Dayton's gesture was stunning. It's rare that protesters are allowed to attend a gubernatorial press conference. It's unheard of that a governor allows them to speak at the podium.

"This is a democracy," Dayton said to applause. "The great thing about a democracy is we can have different points of view and this is an office where all points of view are honored and respected."

Dayton then explained why he thought his action was necessary. His order makes 95,000 more Minnesotans eligible for Medicaid. Most of them are currently covered by other state-based programs, but 12,000 have no insurance at all.

"This is a step that benefits all of the people of our state at no net cost to the state of Minnesota according to the Department of Management and Budget," he said.

State finance officials say the expansion will cost Minnesota $384 million over the next two years, a figure already included in the state's $6.2 billion projected budget deficit. But it means a separate fund used to pay for the state-based MinnesotaCare program will see an increase of $416 million.

Twila Brase
Twila Brase, president of the Citizens' Council for Health Freedom, spoke in opposition to the signing of a Medicaid expansion executive order by Gov. Mark Dayton on Wednesday, Jan. 5, 2011, at the State Capitol in St. Paul, Minn.
MPR Photo/Tim Pugmire

One of the critics Dayton allowed to speak said the expansion is too risky. Twila Brase, president of the Citizens Council on Health Care, said the state can't afford the plan's long-term costs.

"It really puts the state in peril when it comes to costs," Brase said. "There is something called tails which means once all of these people are on it will be difficult to get them off and it will be expensive to the state in the long haul."

The debate over the Medicaid expansion reflects disagreement nationwide over the federal health care law. Critics argue the expansion is government overreach. But supporters say those who go without insurance make the health care system more expensive for everyone else.

Sarah Anderson, of St. Paul, said her brother scrambled for cancer treatment after he was denied coverage.

"It is because Governor Dayton's commitment to sign the executive order opting Minnesota into Medicaid that there will not be another sister forced to watch her brother wait days then weeks then months for necessary information and treatment," she said from the podium.

But Ann Marie Ashton said she doesn't think it's the role of the government to ensure health care for its citizens. She spoke to reporters after attending the event with her three children.

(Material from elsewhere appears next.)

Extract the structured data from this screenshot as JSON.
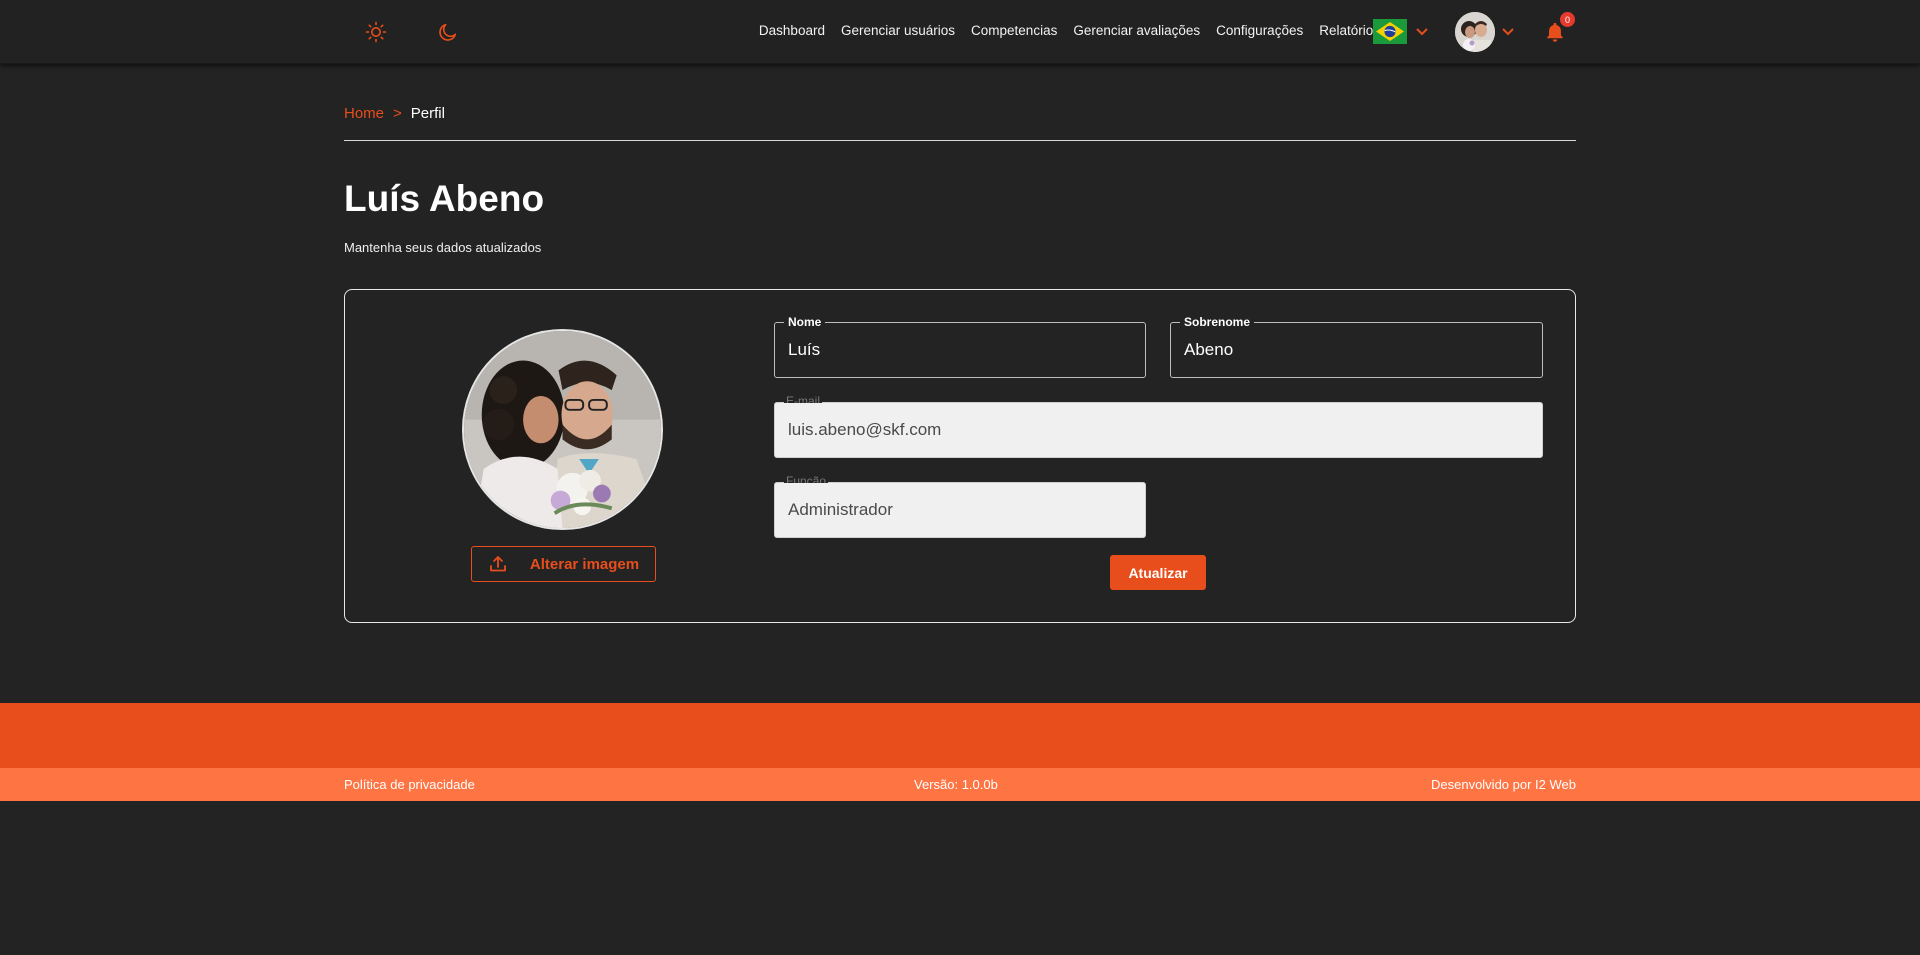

"It's the government's responsibility to provide safety for the people but it's not their responsibility to provide welfare or health care," Ashton said. "That's the community's responsibility."

Republican lawmakers complained that Dayton didn't heed their call to study the long-term implications and constitutionality of the expansion. But they say there's little they could do to stop his action.

Officials in the administration of former Gov. Tim Pawlenty have said it could take until October to enroll people in the expanded program, a timeline Dayton called unacceptable.